(Records for the task Opens)

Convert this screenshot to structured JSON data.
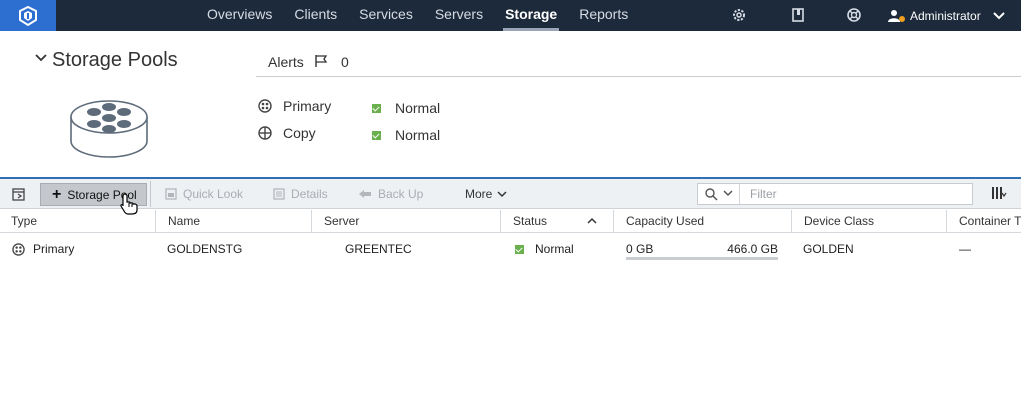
{
  "nav": {
    "items": [
      {
        "label": "Overviews"
      },
      {
        "label": "Clients"
      },
      {
        "label": "Services"
      },
      {
        "label": "Servers"
      },
      {
        "label": "Storage"
      },
      {
        "label": "Reports"
      }
    ],
    "active": "Storage",
    "user": "Administrator",
    "icons": [
      "settings-icon",
      "book-icon",
      "help-icon",
      "user-icon"
    ]
  },
  "header": {
    "title": "Storage Pools",
    "alerts_label": "Alerts",
    "alerts_count": "0"
  },
  "summary": {
    "types": [
      {
        "label": "Primary",
        "status": "Normal"
      },
      {
        "label": "Copy",
        "status": "Normal"
      }
    ]
  },
  "toolbar": {
    "add_label": "Storage Pool",
    "quick_look": "Quick Look",
    "details": "Details",
    "back_up": "Back Up",
    "more": "More",
    "filter_placeholder": "Filter"
  },
  "table": {
    "columns": [
      "Type",
      "Name",
      "Server",
      "Status",
      "Capacity Used",
      "Device Class",
      "Container Typ"
    ],
    "rows": [
      {
        "type": "Primary",
        "name": "GOLDENSTG",
        "server": "GREENTEC",
        "status": "Normal",
        "capacity_used": "0 GB",
        "capacity_total": "466.0 GB",
        "capacity_fraction": 0,
        "device_class": "GOLDEN",
        "container_type": "—"
      }
    ]
  },
  "colors": {
    "nav_bg": "#1d2a3b",
    "logo_bg": "#2d6fd0",
    "status_normal": "#6ab04c",
    "toolbar_accent": "#2f6fb3"
  }
}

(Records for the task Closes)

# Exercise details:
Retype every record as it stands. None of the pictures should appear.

# Answer:
Convert this screenshot to structured JSON data.
{
  "nav": {
    "items": [
      {
        "label": "Overviews"
      },
      {
        "label": "Clients"
      },
      {
        "label": "Services"
      },
      {
        "label": "Servers"
      },
      {
        "label": "Storage"
      },
      {
        "label": "Reports"
      }
    ],
    "active": "Storage",
    "user": "Administrator",
    "icons": [
      "settings-icon",
      "book-icon",
      "help-icon",
      "user-icon"
    ]
  },
  "header": {
    "title": "Storage Pools",
    "alerts_label": "Alerts",
    "alerts_count": "0"
  },
  "summary": {
    "types": [
      {
        "label": "Primary",
        "status": "Normal"
      },
      {
        "label": "Copy",
        "status": "Normal"
      }
    ]
  },
  "toolbar": {
    "add_label": "Storage Pool",
    "quick_look": "Quick Look",
    "details": "Details",
    "back_up": "Back Up",
    "more": "More",
    "filter_placeholder": "Filter"
  },
  "table": {
    "columns": [
      "Type",
      "Name",
      "Server",
      "Status",
      "Capacity Used",
      "Device Class",
      "Container Typ"
    ],
    "rows": [
      {
        "type": "Primary",
        "name": "GOLDENSTG",
        "server": "GREENTEC",
        "status": "Normal",
        "capacity_used": "0 GB",
        "capacity_total": "466.0 GB",
        "capacity_fraction": 0,
        "device_class": "GOLDEN",
        "container_type": "—"
      }
    ]
  },
  "colors": {
    "nav_bg": "#1d2a3b",
    "logo_bg": "#2d6fd0",
    "status_normal": "#6ab04c",
    "toolbar_accent": "#2f6fb3"
  }
}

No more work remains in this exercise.